ROSWELL, N.M. (KRQE) – One New Mexico city is looking to raise traffic fines, and not just by a little.
The city argues it’s long overdue and that more expensive tickets will mean safer drivers.
City leaders in Roswell are looking at a proposal that they are hoping will have people think twice before speeding or running stop signs and red lights.
“Maybe if the laws were a little bit sterner and stiffer, people would be more inclined to obey the law,” said Municipal Court Judge Lou Mallion.
City Hall asked the Roswell Police Department to compare fines and fees in Roswell to other cities around New Mexico. They presented their findings to the city council public safety committee on Monday night.
The proposal suggests increasing municipal court traffic fines and fees across the board. If passed a seatbelt ticket that now costs $54 would soar to $95. All speeding fines would go up too.
“In the proposal that was given to the public safety committee, those would go up anywhere from a little less than double to as you get into some of the higher speeds of speeding, a little bit more than double,” said Todd Wildermuth, spokesperson for the city of Roswell.
Judge Mallion believes this is long overdue.
“The fine proposal is needed for the simple fact that Roswell is so far behind everybody else and officers get laughed at when they tell somebody the fine is 15 dollars,” he said.
Some people in Roswell say that if the fines are increased they’ll pay more attention to the laws.
“I try to obey the law the best I can and of course if the rates go up it’s probably going to make me a little bit more aware of being aware of where I’m at and what I’m doing,” said Todd Verciglio, Roswell resident.
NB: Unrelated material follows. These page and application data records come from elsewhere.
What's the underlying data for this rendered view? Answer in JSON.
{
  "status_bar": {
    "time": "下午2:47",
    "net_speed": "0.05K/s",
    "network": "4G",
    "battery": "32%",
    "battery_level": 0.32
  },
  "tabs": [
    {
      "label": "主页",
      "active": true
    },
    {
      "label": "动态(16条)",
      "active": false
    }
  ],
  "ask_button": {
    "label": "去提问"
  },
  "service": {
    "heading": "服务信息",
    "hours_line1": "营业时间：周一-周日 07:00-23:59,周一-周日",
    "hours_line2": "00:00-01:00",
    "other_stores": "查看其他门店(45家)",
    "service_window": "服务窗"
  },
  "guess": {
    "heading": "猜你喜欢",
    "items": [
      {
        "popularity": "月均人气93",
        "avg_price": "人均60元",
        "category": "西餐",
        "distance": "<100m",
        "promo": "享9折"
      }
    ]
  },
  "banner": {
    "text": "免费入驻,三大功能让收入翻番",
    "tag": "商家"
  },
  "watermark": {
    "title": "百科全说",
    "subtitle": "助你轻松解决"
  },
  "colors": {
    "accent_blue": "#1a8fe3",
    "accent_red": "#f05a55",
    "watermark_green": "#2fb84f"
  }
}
Some say traffic tickets in Roswell already cost enough.
“I really think that they’re high enough, but I think it depends on the violation itself,” said Roswell resident, Linda Nowak.
It’s not just driving citations, the fine for littering would go from the judge’s discretion, to an automatic $350 fine.
It could be a couple months before the proposal makes it to a full city council vote.